The problems started on Thursday, the day after Facebook revamped groups, giving users a way to compartmentalize their Facebook lives and post certain items to pre-designated groups of people. That's when technology blogger Michael Arrington, Facebook CEO Mark Zuckerberg, and Mahalo founder Jason Calacanis all found themselves added to a group called NAMBLA.The response so far is inadequate:
A Facebook spokeswoman confirmed that group members can only add their friends to the group. "If you have a friend that is adding you to groups you do not want to belong to, or they are behaving in a way that bothers you, you can tell them to stop doing it, block them or remove them as a friend -- and they will no longer ever have the ability to add you to any group," she wrote in an e-mail. "If you don't trust someone to look out for you when making these types of decisions on the site, we'd suggest that you shouldn't be friends on Facebook."Why do I say that? Because Facebook has become a tool for organizers, marketers, celebrities and politicians, many of whom "friend" anybody who asks. As is evidenced by the magnitude of the "friends" list of the people involved in this incident:
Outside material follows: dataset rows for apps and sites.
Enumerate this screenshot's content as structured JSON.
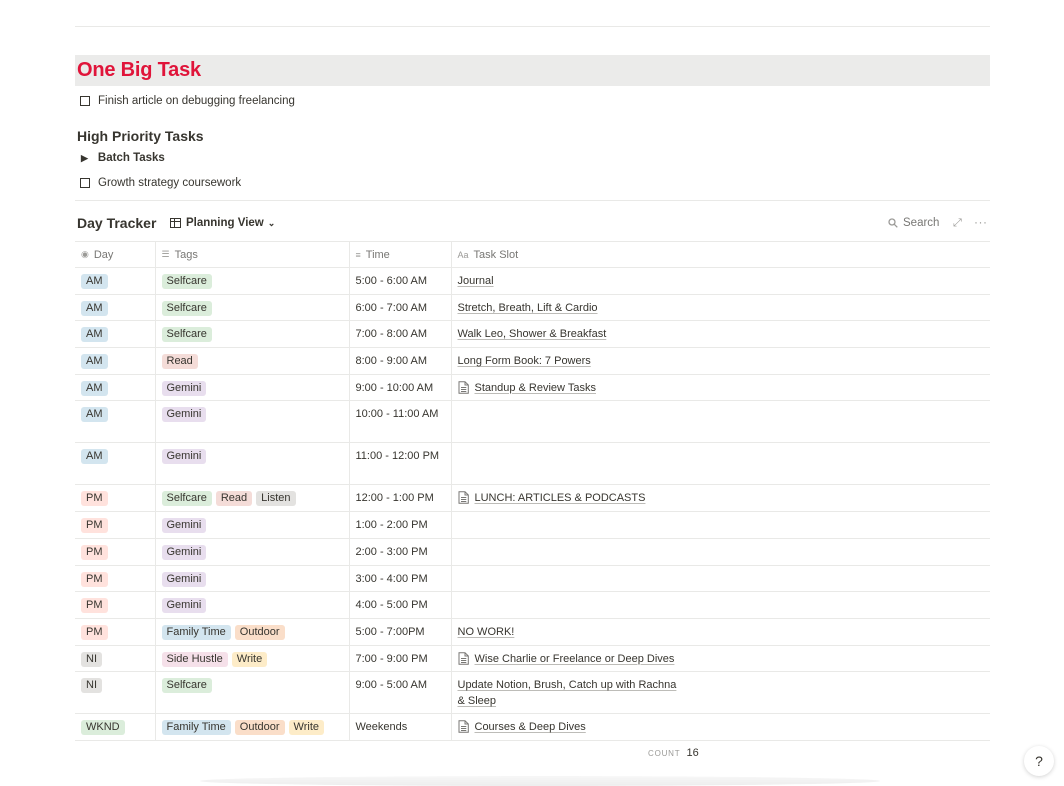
{
  "big_task": {
    "title": "One Big Task",
    "todo_label": "Finish article on debugging freelancing"
  },
  "high_priority": {
    "heading": "High Priority Tasks",
    "toggle_label": "Batch Tasks",
    "todo_label": "Growth strategy coursework"
  },
  "tracker": {
    "title": "Day Tracker",
    "view_label": "Planning View",
    "search_label": "Search",
    "columns": [
      "Day",
      "Tags",
      "Time",
      "Task Slot"
    ],
    "count_label": "COUNT",
    "count_value": "16",
    "rows": [
      {
        "day": "AM",
        "tags": [
          "Selfcare"
        ],
        "time": "5:00 - 6:00 AM",
        "slot": "Journal",
        "doc": false
      },
      {
        "day": "AM",
        "tags": [
          "Selfcare"
        ],
        "time": "6:00 - 7:00 AM",
        "slot": "Stretch, Breath, Lift & Cardio",
        "doc": false
      },
      {
        "day": "AM",
        "tags": [
          "Selfcare"
        ],
        "time": "7:00 - 8:00 AM",
        "slot": "Walk Leo, Shower & Breakfast",
        "doc": false
      },
      {
        "day": "AM",
        "tags": [
          "Read"
        ],
        "time": "8:00 - 9:00 AM",
        "slot": "Long Form Book: 7 Powers",
        "doc": false
      },
      {
        "day": "AM",
        "tags": [
          "Gemini"
        ],
        "time": "9:00 - 10:00 AM",
        "slot": "Standup & Review Tasks",
        "doc": true
      },
      {
        "day": "AM",
        "tags": [
          "Gemini"
        ],
        "time": "10:00 - 11:00 AM",
        "slot": "",
        "doc": false
      },
      {
        "day": "AM",
        "tags": [
          "Gemini"
        ],
        "time": "11:00 - 12:00 PM",
        "slot": "",
        "doc": false
      },
      {
        "day": "PM",
        "tags": [
          "Selfcare",
          "Read",
          "Listen"
        ],
        "time": "12:00 - 1:00 PM",
        "slot": "LUNCH: ARTICLES & PODCASTS",
        "doc": true
      },
      {
        "day": "PM",
        "tags": [
          "Gemini"
        ],
        "time": "1:00 - 2:00 PM",
        "slot": "",
        "doc": false
      },
      {
        "day": "PM",
        "tags": [
          "Gemini"
        ],
        "time": "2:00 - 3:00 PM",
        "slot": "",
        "doc": false
      },
      {
        "day": "PM",
        "tags": [
          "Gemini"
        ],
        "time": "3:00 - 4:00 PM",
        "slot": "",
        "doc": false
      },
      {
        "day": "PM",
        "tags": [
          "Gemini"
        ],
        "time": "4:00 - 5:00 PM",
        "slot": "",
        "doc": false
      },
      {
        "day": "PM",
        "tags": [
          "Family Time",
          "Outdoor"
        ],
        "time": "5:00 - 7:00PM",
        "slot": "NO WORK!",
        "doc": false
      },
      {
        "day": "NI",
        "tags": [
          "Side Hustle",
          "Write"
        ],
        "time": "7:00 - 9:00 PM",
        "slot": "Wise Charlie or Freelance or Deep Dives",
        "doc": true
      },
      {
        "day": "NI",
        "tags": [
          "Selfcare"
        ],
        "time": "9:00 - 5:00 AM",
        "slot": "Update Notion, Brush, Catch up with Rachna & Sleep",
        "doc": false
      },
      {
        "day": "WKND",
        "tags": [
          "Family Time",
          "Outdoor",
          "Write"
        ],
        "time": "Weekends",
        "slot": "Courses & Deep Dives",
        "doc": true
      }
    ]
  },
  "colors": {
    "title_red": "#e0143a",
    "day_AM": "#d3e5ef",
    "day_PM": "#ffe2dd",
    "day_NI": "#e3e2e0",
    "day_WKND": "#dbeddb",
    "tag_Selfcare": "#dbeddb",
    "tag_Read": "#f4dcd8",
    "tag_Listen": "#e3e2e0",
    "tag_Gemini": "#e8deee",
    "tag_Family Time": "#d3e5ef",
    "tag_Outdoor": "#fadec9",
    "tag_Side Hustle": "#f5e0e9",
    "tag_Write": "#fdecc8"
  },
  "help": {
    "label": "?"
  }
}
Arrington himself was added to the group by someone named Jon Fisher, one of Arrington's 4,824 Facebook friends. Fisher is also one of Calacanis's 4,740 friends.The article highlights a few more examples of how the feature can be abused. Sure, there's something to only "friending" real friends, but a huge percentage of Facebook members prefer to have a high friends count than an accurate total. And if you're using Facebook in some of the ways that has gained it so much attention, such as by allowing politicians to "friend" pretty much anybody who asks, absent a fix you're going to see a rapid exodus of that class of user from Facebook.